Nitza Margarita Cintrón was the chief of space medicine and the Health Care Systems Office at NASA's Johnson Space Center. She received the Johnson Space Center's highest award for civil servants, the Director's Commendation and Innovation Award and NASA's Medal of Exceptional Scientific Achievement. Most known for her contributions to the field of bioenergetics, she is currently faculty with the Department of Internal Medicine at the University of Texas Medical Branch at Galveston.
Born in Puerto Rico, Cintrón traveled throughout Europe as a child in a U.S. military family. Returning to Puerto Rico for high school, she was an avid science reader. She earned a bachelor's degree in Biology from the University of Puerto Rico and earned a PhD in biochemistry and molecular biology at the Johns Hopkins University School of Medicine. Fascinated by science and space as a child, she applied to a mission specialist position in the Astronaut Corps at NASA, passing all exams. Poor eyesight kept her out of space, although her credentials impressed the NASA team, who offered her a scientist position.
"I always dreamed of being a scientist. Space was high in my readings, but it didn't become a reality until I was in college and then graduate school, when I read the announcement recruiting scientists to the Astronaut Corps," said Cintrón.
In 1979, she launched the Johnson Space Center biochemistry laboratory. Between 1979 and 1985, Cintrón was the project scientist for Space Lab 2 mission, which was part of the Space Shuttle Challenger mission in 1985. NASA sponsored her medical school studies at the University of Texas Medical Branch in Galveston, and she graduated with an MD in 1995. At NASA, she served as chief of biomedical operations and research branch in the Medical Science Division and managing director of the Life Science Research Laboratories.

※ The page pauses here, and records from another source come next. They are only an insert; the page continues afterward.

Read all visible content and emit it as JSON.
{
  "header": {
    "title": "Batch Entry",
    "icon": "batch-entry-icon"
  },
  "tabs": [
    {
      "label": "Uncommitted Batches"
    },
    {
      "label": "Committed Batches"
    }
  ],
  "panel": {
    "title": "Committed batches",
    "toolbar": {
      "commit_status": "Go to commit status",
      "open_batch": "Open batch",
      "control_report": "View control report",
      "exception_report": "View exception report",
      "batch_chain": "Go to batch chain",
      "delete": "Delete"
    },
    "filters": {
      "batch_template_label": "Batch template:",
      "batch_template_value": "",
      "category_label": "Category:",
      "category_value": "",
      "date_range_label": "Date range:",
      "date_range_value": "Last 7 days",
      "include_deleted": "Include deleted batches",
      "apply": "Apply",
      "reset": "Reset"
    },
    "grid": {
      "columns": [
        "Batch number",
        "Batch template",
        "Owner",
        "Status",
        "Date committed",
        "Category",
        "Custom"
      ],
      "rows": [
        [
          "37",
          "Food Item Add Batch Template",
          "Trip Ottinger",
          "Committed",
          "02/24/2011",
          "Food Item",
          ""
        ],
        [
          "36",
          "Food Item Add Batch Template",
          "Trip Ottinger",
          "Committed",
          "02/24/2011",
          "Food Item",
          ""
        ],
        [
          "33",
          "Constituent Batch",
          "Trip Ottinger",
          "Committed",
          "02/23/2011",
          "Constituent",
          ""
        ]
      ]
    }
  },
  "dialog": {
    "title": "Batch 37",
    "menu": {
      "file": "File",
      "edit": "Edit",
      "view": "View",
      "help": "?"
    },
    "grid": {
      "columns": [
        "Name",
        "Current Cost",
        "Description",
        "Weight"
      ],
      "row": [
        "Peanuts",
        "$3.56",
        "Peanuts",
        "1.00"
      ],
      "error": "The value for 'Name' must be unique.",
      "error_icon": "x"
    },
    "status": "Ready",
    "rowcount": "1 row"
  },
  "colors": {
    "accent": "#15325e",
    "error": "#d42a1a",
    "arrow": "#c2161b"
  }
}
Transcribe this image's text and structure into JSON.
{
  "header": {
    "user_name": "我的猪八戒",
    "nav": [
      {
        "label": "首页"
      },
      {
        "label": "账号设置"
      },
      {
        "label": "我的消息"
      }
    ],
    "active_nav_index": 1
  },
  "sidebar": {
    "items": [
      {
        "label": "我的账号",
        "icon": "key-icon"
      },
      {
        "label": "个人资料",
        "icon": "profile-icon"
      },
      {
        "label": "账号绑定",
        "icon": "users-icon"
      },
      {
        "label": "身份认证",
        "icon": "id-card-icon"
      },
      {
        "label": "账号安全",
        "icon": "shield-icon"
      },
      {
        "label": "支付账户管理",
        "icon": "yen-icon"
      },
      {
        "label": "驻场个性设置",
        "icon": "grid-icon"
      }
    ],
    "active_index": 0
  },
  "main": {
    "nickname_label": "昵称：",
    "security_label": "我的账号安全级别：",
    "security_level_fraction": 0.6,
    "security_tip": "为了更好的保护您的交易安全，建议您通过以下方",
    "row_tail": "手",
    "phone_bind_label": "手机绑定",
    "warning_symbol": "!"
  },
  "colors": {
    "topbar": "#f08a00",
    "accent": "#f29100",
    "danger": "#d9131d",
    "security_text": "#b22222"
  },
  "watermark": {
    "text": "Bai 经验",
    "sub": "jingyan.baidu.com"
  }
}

She has been noted as a pioneer for both women and Hispanics, gaining recognition from Hispanic Engineer magazine, a publication of the Society of Professional Hispanic Engineers, and she was inducted into the Hispanic Engineers National Achievement Awards Conferences Hall of Fame.
Cintrón credits the women's rights movements with helping her break gender barriers, and hopes her success will inspire others. ''I feel my contribution is doing the best I can on the job," she said.
This profile comes from the Women of Hopkins exhibit, which honors 23 female trailblazers who have made a mark on society during or after their time at Johns Hopkins. The exhibit, launched in 2016, is on display at the Mattin Center on JHU's Homewood campus and also available online. To learn more about the selection process, and to nominate candidates for inclusion, visit women.jhu.edu/candidates.